Brett Dudash left his native California to find a Nashville twist in Tennessee. While he makes music that’s firmly rooted in outlaw country tradition, he hasn’t lost touch with his West Coast hippie roots.
“My parents were hippies who grew up in Southern California—so you can imagine that my earliest memories of records being spun were The Doors, Neil Young, Pink Floyd and Steve Miller Band,” Dudash tells BTRtoday. “Most of my young years were heavily into skate punk and grunge… [but] I think the most noticeable evolution in [my] music taste has been my love and appreciation for country music.”
Dudash started Lasso Spells after he split from his band Ranch Ghost. Though he loved his former band’s garage rock vibe, he yearned to play his own music and pursue his love of different genres.
This past Friday, Oct. 19, Lasso Spells released its sophomore album, Bohemian Mechanics, on Cold Fantasy Records. It’s outlaw cowpunk, like Hank Williams III or Dwight Yoakam’s later, edgier work.
While it’s musically rooted in the darker end of the country street—with distortion over steel guitar—the lyrics engage with the modern world of social media, a form of communication Dudash has a complicated relationship with.
“While using these tools it can be an incredibly stressful voyage through the myriad of information,” he says. “Constantly comparing yourself to everything and everyone can be taxing on the psyche. On the flip side, the information we are able to nearly-instantly share with the world is priceless for working musicians—it’s a classic double edged sword.”
Read the entire interview with Lasso Spells frontman Brett Dudash below and listen to their newest Bohemian Mechanics.
BTRtoday (BTR): You’ve described your new album as “a record about the pull between disconnecting from the world and becoming too connected to it…” What do you mean by that?
Brett Dudash (BD): Whether we like it or not, social media and digital music platforms are absolutely vital to musicians and fans alike. Though, while using these tools it can be an incredibly stressful voyage through the myriad of information. Constantly comparing yourself to everything and everyone can be taxing on the psyche. On the flip side, the information we are able to nearly instantly share with the world is priceless for working musicians. It’s a classic double-edged sword.
BTR: Tell me about this old school influence you have. I hear more than one genre in there, which gives you this interesting edge that I’m totally digging. How would you describe it?
BD: I always use various kinds of rock ‘n’ roll from the mid to late 1960s as a starting point. I dive into 1930s century blues and folk music and also have a deep love for ‘60s/’70s country music too. At the end of the day though, I’ve always been very conscious of trying to use those as influences rather than becoming them. Being a retro band or some kind of mirror image of something from the past has never been a goal. I strive to be relevant to our time, while wearing influences on my sleeve.
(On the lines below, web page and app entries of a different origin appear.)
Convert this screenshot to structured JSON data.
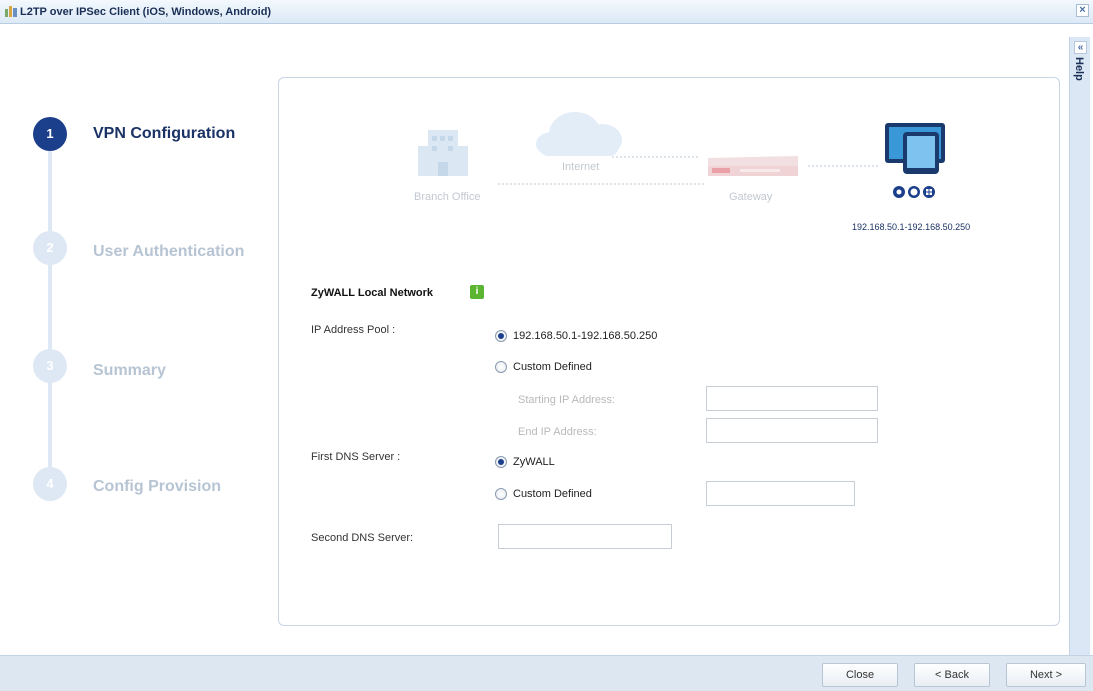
{
  "window": {
    "title": "L2TP over IPSec Client (iOS, Windows, Android)"
  },
  "help": {
    "label": "Help"
  },
  "steps": [
    {
      "number": "1",
      "label": "VPN Configuration",
      "active": true
    },
    {
      "number": "2",
      "label": "User Authentication",
      "active": false
    },
    {
      "number": "3",
      "label": "Summary",
      "active": false
    },
    {
      "number": "4",
      "label": "Config Provision",
      "active": false
    }
  ],
  "topology": {
    "branch_office": "Branch Office",
    "internet": "Internet",
    "gateway": "Gateway",
    "client_range": "192.168.50.1-192.168.50.250"
  },
  "form": {
    "section_title": "ZyWALL Local Network",
    "ip_pool_label": "IP Address Pool :",
    "ip_pool_options": [
      "192.168.50.1-192.168.50.250",
      "Custom Defined"
    ],
    "ip_pool_selected": "192.168.50.1-192.168.50.250",
    "starting_ip_label": "Starting IP Address:",
    "end_ip_label": "End IP Address:",
    "starting_ip_value": "",
    "end_ip_value": "",
    "first_dns_label": "First DNS Server :",
    "first_dns_options": [
      "ZyWALL",
      "Custom Defined"
    ],
    "first_dns_selected": "ZyWALL",
    "first_dns_custom_value": "",
    "second_dns_label": "Second DNS Server:",
    "second_dns_value": ""
  },
  "buttons": {
    "close": "Close",
    "back": "< Back",
    "next": "Next >"
  },
  "colors": {
    "accent": "#1b3f8a",
    "info": "#5cb531",
    "inactive": "#b7c4d3"
  }
}
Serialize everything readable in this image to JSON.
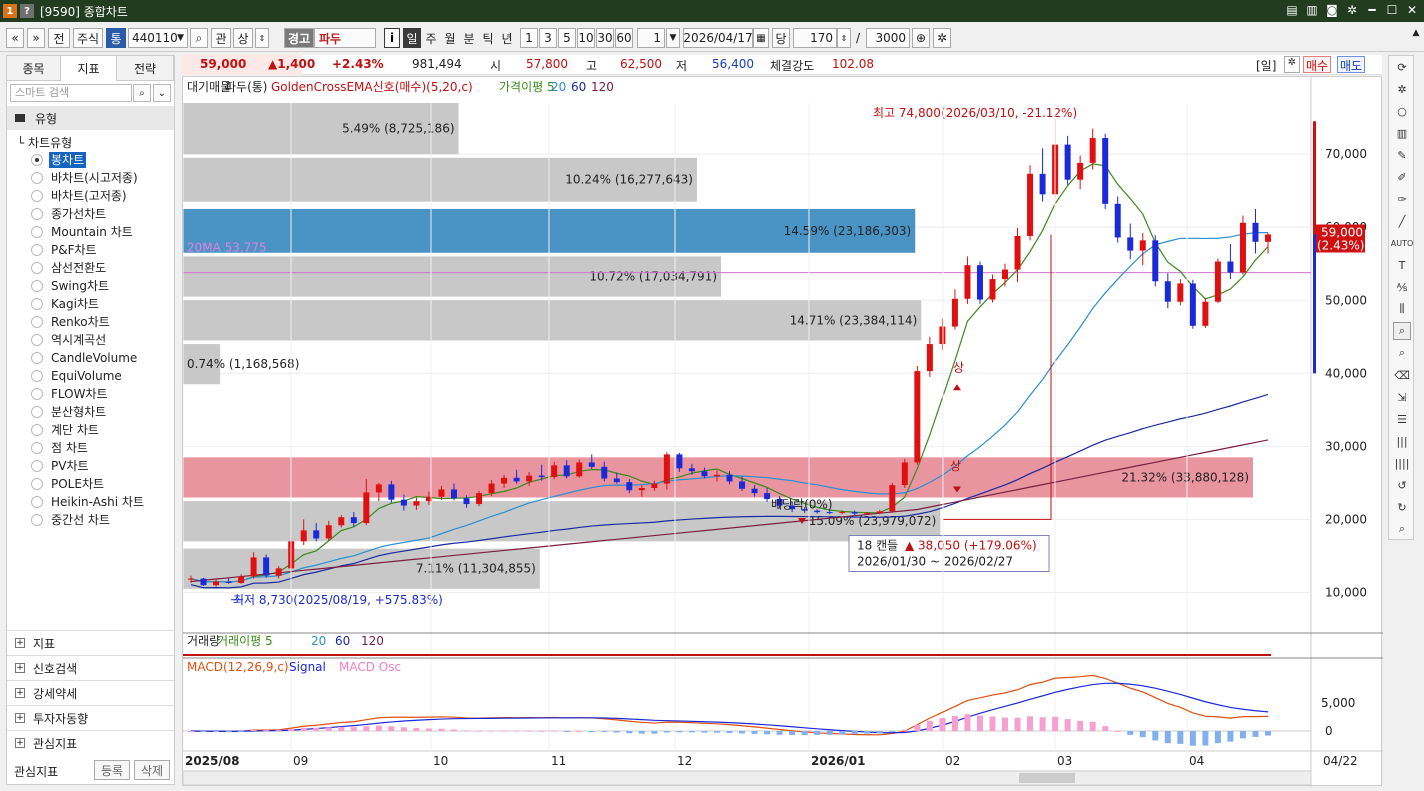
{
  "titlebar": {
    "badge1": "1",
    "badge2": "?",
    "title": "[9590] 종합차트",
    "icons": [
      "memo-icon",
      "memo2-icon",
      "camera-icon",
      "gear-icon",
      "minimize-icon",
      "maximize-icon",
      "close-icon"
    ]
  },
  "toolbar": {
    "prev": "«",
    "next": "»",
    "jeon": "전",
    "market": "주식",
    "tong": "통",
    "code": "440110",
    "q": "관",
    "s": "상",
    "warn": "경고",
    "name": "파두",
    "info": "i",
    "periods": [
      "일",
      "주",
      "월",
      "분",
      "틱",
      "년"
    ],
    "mins": [
      "1",
      "3",
      "5",
      "10",
      "30",
      "60"
    ],
    "count_sel": "1",
    "date": "2026/04/17",
    "dang": "당",
    "view_count": "170",
    "slash": "/",
    "total": "3000"
  },
  "left": {
    "tabs": [
      "종목",
      "지표",
      "전략"
    ],
    "search_placeholder": "스마트 검색",
    "type_header": "유형",
    "tree_root": "차트유형",
    "chart_types": [
      "봉차트",
      "바차트(시고저종)",
      "바차트(고저종)",
      "종가선차트",
      "Mountain 차트",
      "P&F차트",
      "삼선전환도",
      "Swing차트",
      "Kagi차트",
      "Renko차트",
      "역시계곡선",
      "CandleVolume",
      "EquiVolume",
      "FLOW차트",
      "분산형차트",
      "계단 차트",
      "점 차트",
      "PV차트",
      "POLE차트",
      "Heikin-Ashi 차트",
      "중간선 차트"
    ],
    "selected": 0,
    "sections": [
      "지표",
      "신호검색",
      "강세약세",
      "투자자동향",
      "관심지표"
    ],
    "fav_label": "관심지표",
    "fav_add": "등록",
    "fav_del": "삭제"
  },
  "quote": {
    "price": "59,000",
    "change": "▲1,400",
    "rate": "+2.43%",
    "volume": "981,494",
    "open_l": "시",
    "open": "57,800",
    "high_l": "고",
    "high": "62,500",
    "low_l": "저",
    "low": "56,400",
    "strength_l": "체결강도",
    "strength": "102.08",
    "period": "[일]",
    "buy": "매수",
    "sell": "매도"
  },
  "legend": {
    "items": [
      "대기매물",
      "파두(통)",
      "GoldenCrossEMA신호(매수)(5,20,c)",
      "가격이평 5",
      "20",
      "60",
      "120"
    ]
  },
  "volume_legend": [
    "거래량",
    "거래이평 5",
    "20",
    "60",
    "120"
  ],
  "macd_legend": [
    "MACD(12,26,9,c)",
    "Signal",
    "MACD Osc"
  ],
  "chart_data": {
    "type": "candlestick",
    "title": "파두(통)",
    "y_ticks": [
      "70,000",
      "60,000",
      "50,000",
      "40,000",
      "30,000",
      "20,000",
      "10,000"
    ],
    "ylim": [
      5000,
      77000
    ],
    "x_ticks": [
      "2025/08",
      "09",
      "10",
      "11",
      "12",
      "2026/01",
      "02",
      "03",
      "04"
    ],
    "x_end": "04/22",
    "current_price": "59,000",
    "current_rate": "(2.43%)",
    "ma20_label": "20MA 53,775",
    "high_label": "최고 74,800(2026/03/10, -21.12%)",
    "low_label": "최저 8,730(2025/08/19, +575.83%)",
    "div_label": "배당락(0%)",
    "range_box": {
      "line1": "18 캔들",
      "line2": "▲ 38,050 (+179.06%)",
      "line3": "2026/01/30 ~ 2026/02/27"
    },
    "signal_labels": [
      "상",
      "상"
    ],
    "volume_profile": [
      {
        "label": "5.49% (8,725,186)",
        "low": 70000,
        "high": 77000,
        "pct": 5.49,
        "type": "gray"
      },
      {
        "label": "10.24% (16,277,643)",
        "low": 63500,
        "high": 69500,
        "pct": 10.24,
        "type": "gray"
      },
      {
        "label": "14.59% (23,186,303)",
        "low": 56500,
        "high": 62500,
        "pct": 14.59,
        "type": "blue"
      },
      {
        "label": "10.72% (17,034,791)",
        "low": 50500,
        "high": 56000,
        "pct": 10.72,
        "type": "gray"
      },
      {
        "label": "14.71% (23,384,114)",
        "low": 44500,
        "high": 50000,
        "pct": 14.71,
        "type": "gray"
      },
      {
        "label": "0.74% (1,168,568)",
        "low": 38500,
        "high": 44000,
        "pct": 0.74,
        "type": "gray"
      },
      {
        "label": "21.32% (33,880,128)",
        "low": 23000,
        "high": 28500,
        "pct": 21.32,
        "type": "red"
      },
      {
        "label": "15.09% (23,979,072)",
        "low": 17000,
        "high": 22500,
        "pct": 15.09,
        "type": "gray"
      },
      {
        "label": "7.11% (11,304,855)",
        "low": 10500,
        "high": 16000,
        "pct": 7.11,
        "type": "gray"
      }
    ],
    "candles": [
      [
        11800,
        12300,
        11300,
        11900
      ],
      [
        11900,
        12000,
        10900,
        11000
      ],
      [
        11000,
        11800,
        10800,
        11500
      ],
      [
        11500,
        12000,
        11200,
        11300
      ],
      [
        11300,
        12500,
        11200,
        12200
      ],
      [
        12200,
        15500,
        11900,
        14800
      ],
      [
        14800,
        15200,
        12000,
        12300
      ],
      [
        12300,
        13600,
        11900,
        13300
      ],
      [
        13300,
        17500,
        13000,
        17000
      ],
      [
        17000,
        20000,
        16500,
        18500
      ],
      [
        18500,
        19500,
        17000,
        17400
      ],
      [
        17400,
        19800,
        17100,
        19200
      ],
      [
        19200,
        20600,
        18900,
        20300
      ],
      [
        20300,
        21000,
        19000,
        19500
      ],
      [
        19500,
        25500,
        19200,
        23700
      ],
      [
        23700,
        25000,
        22500,
        24800
      ],
      [
        24800,
        25300,
        22300,
        22700
      ],
      [
        22700,
        23400,
        21200,
        21900
      ],
      [
        21900,
        23000,
        21300,
        22500
      ],
      [
        22500,
        23800,
        22000,
        23100
      ],
      [
        23100,
        24600,
        22700,
        24100
      ],
      [
        24100,
        24900,
        22600,
        22900
      ],
      [
        22900,
        23300,
        21600,
        22100
      ],
      [
        22100,
        23900,
        21800,
        23600
      ],
      [
        23600,
        25400,
        23200,
        24900
      ],
      [
        24900,
        26100,
        24300,
        25700
      ],
      [
        25700,
        26800,
        24900,
        25200
      ],
      [
        25200,
        26500,
        24600,
        26000
      ],
      [
        26000,
        27500,
        25300,
        25800
      ],
      [
        25800,
        27900,
        25500,
        27400
      ],
      [
        27400,
        28100,
        25600,
        25900
      ],
      [
        25900,
        28200,
        25700,
        27800
      ],
      [
        27800,
        28900,
        26900,
        27200
      ],
      [
        27200,
        27900,
        25200,
        25600
      ],
      [
        25600,
        26400,
        24900,
        25100
      ],
      [
        25100,
        25500,
        23600,
        24000
      ],
      [
        24000,
        24700,
        23100,
        24300
      ],
      [
        24300,
        25300,
        23900,
        24900
      ],
      [
        24900,
        29200,
        24100,
        28900
      ],
      [
        28900,
        29100,
        26500,
        27000
      ],
      [
        27000,
        27600,
        26100,
        26600
      ],
      [
        26600,
        27100,
        25600,
        25900
      ],
      [
        25900,
        26700,
        25200,
        26100
      ],
      [
        26100,
        26600,
        24800,
        25200
      ],
      [
        25200,
        25900,
        23900,
        24200
      ],
      [
        24200,
        24700,
        23100,
        23600
      ],
      [
        23600,
        24300,
        22400,
        22800
      ],
      [
        22800,
        23200,
        21500,
        21900
      ],
      [
        21900,
        22400,
        21000,
        21400
      ],
      [
        21400,
        21700,
        20900,
        21200
      ],
      [
        21200,
        21400,
        20800,
        21000
      ],
      [
        21000,
        21300,
        20700,
        20900
      ],
      [
        20900,
        21200,
        20700,
        21000
      ],
      [
        21000,
        21200,
        20600,
        20800
      ],
      [
        20800,
        21000,
        20600,
        20900
      ],
      [
        20900,
        21300,
        20700,
        21100
      ],
      [
        21100,
        25000,
        20900,
        24700
      ],
      [
        24700,
        28300,
        24300,
        27800
      ],
      [
        27800,
        41000,
        27500,
        40300
      ],
      [
        40300,
        45000,
        39500,
        44000
      ],
      [
        44000,
        47500,
        43200,
        46400
      ],
      [
        46400,
        51500,
        46000,
        50200
      ],
      [
        50200,
        56000,
        49500,
        54800
      ],
      [
        54800,
        55300,
        49500,
        50100
      ],
      [
        50100,
        53500,
        49700,
        52900
      ],
      [
        52900,
        55000,
        51900,
        54200
      ],
      [
        54200,
        59900,
        52500,
        58800
      ],
      [
        58800,
        68500,
        58200,
        67300
      ],
      [
        67300,
        70800,
        63500,
        64500
      ],
      [
        64500,
        74800,
        64000,
        71300
      ],
      [
        71300,
        72500,
        65800,
        66500
      ],
      [
        66500,
        69800,
        65200,
        68800
      ],
      [
        68800,
        73500,
        67900,
        72200
      ],
      [
        72200,
        72800,
        62500,
        63200
      ],
      [
        63200,
        64200,
        57900,
        58600
      ],
      [
        58600,
        60500,
        55600,
        56800
      ],
      [
        56800,
        59200,
        54800,
        58200
      ],
      [
        58200,
        58900,
        51900,
        52600
      ],
      [
        52600,
        53700,
        48900,
        49800
      ],
      [
        49800,
        52900,
        49300,
        52300
      ],
      [
        52300,
        52800,
        46100,
        46500
      ],
      [
        46500,
        50300,
        46200,
        49800
      ],
      [
        49800,
        55700,
        49600,
        55300
      ],
      [
        55300,
        57700,
        52900,
        53800
      ],
      [
        53800,
        61600,
        53500,
        60600
      ],
      [
        60600,
        62500,
        56400,
        58000
      ],
      [
        58000,
        59200,
        56400,
        59000
      ]
    ]
  }
}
BTR: So you’re from California, but you live in Tennessee. I’m from Pittsburgh but live in NYC and have this confusing pull between both cities. How do you figure out which city your heart lies?
BD: Good question—I think about this often. Nashville is an amazing city for numerous reasons, but I’m not sure I would live here without music being as big a part of my life as it is. The affordable cost of living and constantly evolving music scene is unlike anywhere else in the country that I have found. It’s funny, because I have always felt like Lasso Spells’ music is much more in line with the West and East Coasts. The West Coast ‘60s psych and NYC late ‘60s/’70s music history is near and dear to my heart. Not to mention the great bands currently coming from both coasts. But California is definitely where the heart lies.
BTR: What kind of music did you grow up listening to? How has your music taste evolved?
BD: My parents were hippies who grew up in Southern California—so you can imagine that my earliest memories of records being spun were The Doors, Neil Young, Pink Floyd and Steve Miller Band. My Father is a lover of blues and country music as well. It’s funny because I actually know far more about ‘60s and ‘70s music than they do. Most of my young years were heavily into skate punk and grunge. It was the music that was most around in the 90s. I didn’t start playing music till I was 20 years old, so the past 10-plus years have been the most evolving time for me musically. I think the most noticeable evolution in music taste has been my love and appreciation for country music.
BTR: How was the transition from playing in a band to doing your own thing been like for you?
BD: The last band I played in full-time was a great band called Ranch Ghost. It was a great experience, but I put every ounce of my personal artistic output into it. That left almost nothing for myself. It’s a great experience being part of something like that and not really having to worry about much more than playing your instrument. At the end of the day though, I am most happy with being involved in every aspect and writing/performing my own music.
BTR: What else does Lasso Spells have in store for the future?
BD: Writing, recording and performing new music will forever be the main goal. I would love to get overseas and play in different countries. We have a new video for our single “Be What You Want” coming out early November and a split 7-inch record with a great Seattle band called Forest Ray coming out early 2019.